Monday 4th September 1982 saw the introduction of new schedules right across the entire bus operating realm of LT. There wasn`t a garage unaffected. Hundreds of vehicles changed location and around two hundred RM`s were removed from weekday schedules - the first mass withdrawals of the type. Many were in service one day and withdrawn the next. Fully intact vehicles deemed surplus to requirements. The original criteria was to remove `minority` types picking out Leyland engines and Simms electrical equipment as a starting point. Annoying to see good vehicles going for scrap. Many RM`s were gathered at various places for initial storage before around one hundred were moved to Aldenham Works to be cut up on site by a private contractor as a task ongoing well into the Spring of 1983. The work was carried out at the far western end of the site with buses having been gathered over some distance such was the quantity involved.

All of the following pictures were taken by me on 7 February 1983.

RM 1578 heads a long line - which had been even longer prior to this picture being taken.

Bite size pieces?

RM 1416 is really up against the wall

RM 1034

There was a consistent removal of parts to put back into the overhaul system as just about every bus had been similarly treated.

From left to right: RM`s 1408, 1179 and 1374.

So many parts not `required` were dumped.
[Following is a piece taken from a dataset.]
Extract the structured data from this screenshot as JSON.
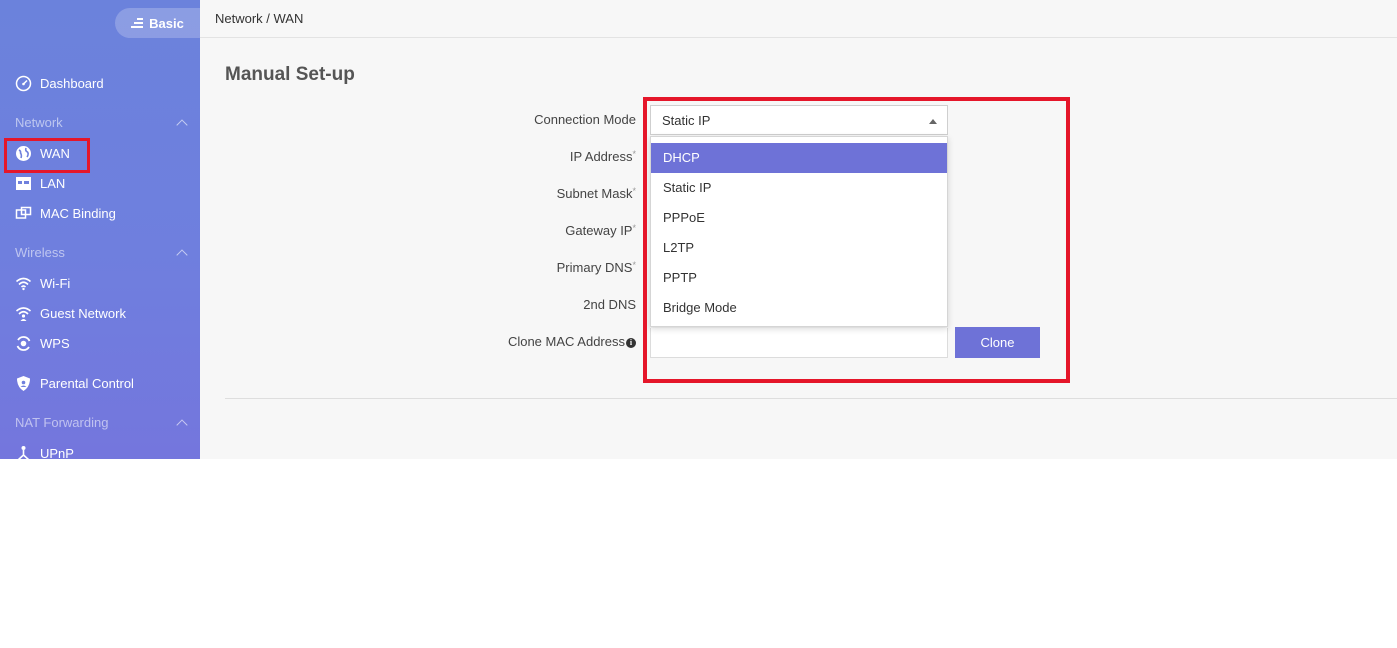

Stuff that thirty six years later would be so useful.......

Re: This is why some of us remember September 4th.

Hung drawn an Quartered springs to mind seeing some of them photos. As you mentioned plenty of parts on some of them, however there were many still on the road.

My bus number (if any): RM158, RML2460

Re: This is why some of us remember September 4th.

Talk about facing a firing squad. Can't believe i was 2 back then

Re: This is why some of us remember September 4th.

Did only Leyland RMs have Simms Electrical equipment? I have heard that there was more problems with electrical equipment on the Leyland RMs.

Re: This is why some of us remember September 4th.

Not only Leyland engines had Simms electrical equipment, some AEC engined buses also had it.
There were not " problems" with Simms, it just became obsolete.
There was a programme of conversion of some RMs to CAV equipment on overhaul, I'm sure Neil G has mentioned it before.

My bus number (if any): RTL 960, RMC 1458, RM 1585 and several RTs

Re: This is why some of us remember September 4th.

Less than half of the Leyland RM`s had Simms equipment so those that did have it were in a minority.

Or, to put it another way there were many Leylands that didn`t have it and there were far more AEC engine Routemasters than Leylands that had Simms equipment including all of the RMC`s and the majority of the RML`s.

The first big batch of Leyland RM`s which ran up to the start of the RMC class had CAV electrics. The RMC`s and the next big batch of Leyland RM`s that followed on from the RMC`s both had the same type of Simms equipment. The final big Leyland batch were CAV.

The Simms equipment fitted to RML`s was of a different type to the RM`s.

As Brian said, there were some conversions of both RM`s and RML`s from Simms to CAV and these buses had their classification amended to a new sub-class.

Having worked at Mortlake Garage that had many Leyland RM`s with Simms electrics, I was never aware of particular problems and non-availability of buses for service wasn`t a Mortlake trait.